[FILE] A close-up photograph showing a Starbucks logo printed on the side of a clear plastic cup.

PHILADELPHIA — Starbucks will close 8,000 of its company-owned U.S. stores on May 29 to conduct racial-bias education geared toward preventing discrimination in its stores, the company announced Tuesday in a press release.

The training will be provided to nearly 175,000 employees across the country, and will become part of the training process for new hires, the company says.

“I’ve spent the last few days in Philadelphia with my leadership team listening to the community, learning what we did wrong and the steps we need to take to fix it,” said Starbucks ceo Kevin Johnson in the announcement. “While this is not limited to Starbucks, we’re committed to being a part of the solution. Closing our stores for racial bias training is just one step in a journey that requires dedication from every level of our company and partnerships in our local communities.”

All Starbucks company-owned retail stores and corporate offices will be closed on May 29 while its employees go through training designed to “address implicit bias, promote conscious inclusion, prevent discrimination and ensure everyone inside a Starbucks store feels safe and welcome,” the company’s announcement says.

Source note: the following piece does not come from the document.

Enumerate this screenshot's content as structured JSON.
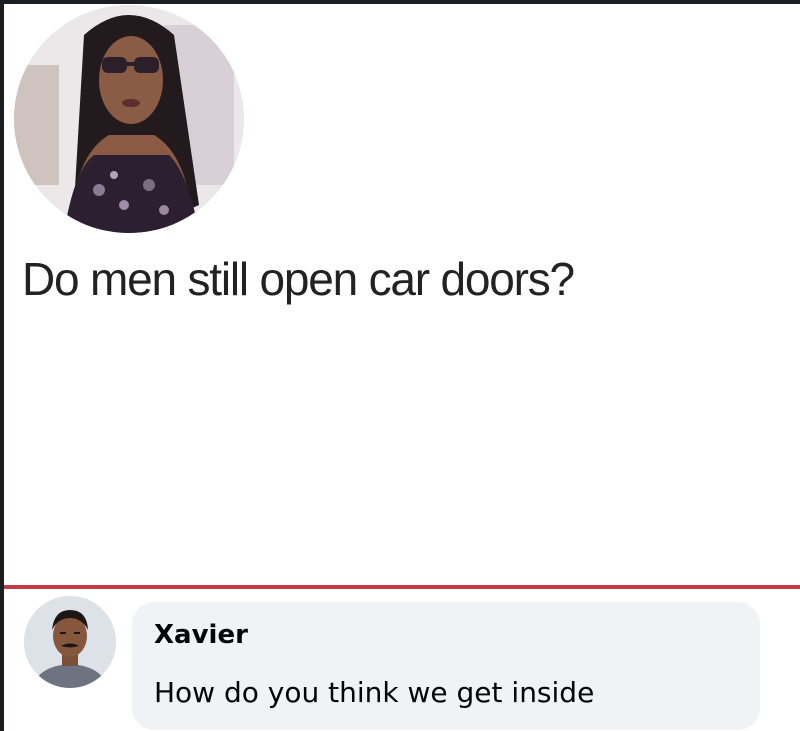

 “The company’s founding values are based on humanity and inclusion,” said executive chairman Howard Schultz, who joined Johnson and other senior Starbucks leaders in Philadelphia to meet with community leaders and Starbucks partners. “We will learn from our mistakes and reaffirm our commitment to creating a safe and welcoming environment for every customer.”

According to Starbucks, the curriculum will be developed with guidance from several national and local experts confronting racial bias, including Bryan Stevenson, founder and executive director of the Equal Justice Initiative; Sherrilyn Ifill, president and director-counsel of the NAACP Legal Defense and Education Fund;  Heather McGhee, president of Demos; former U.S. Attorney General Eric Holder; and Jonathan Greenblatt, ceo of the Anti-Defamation League.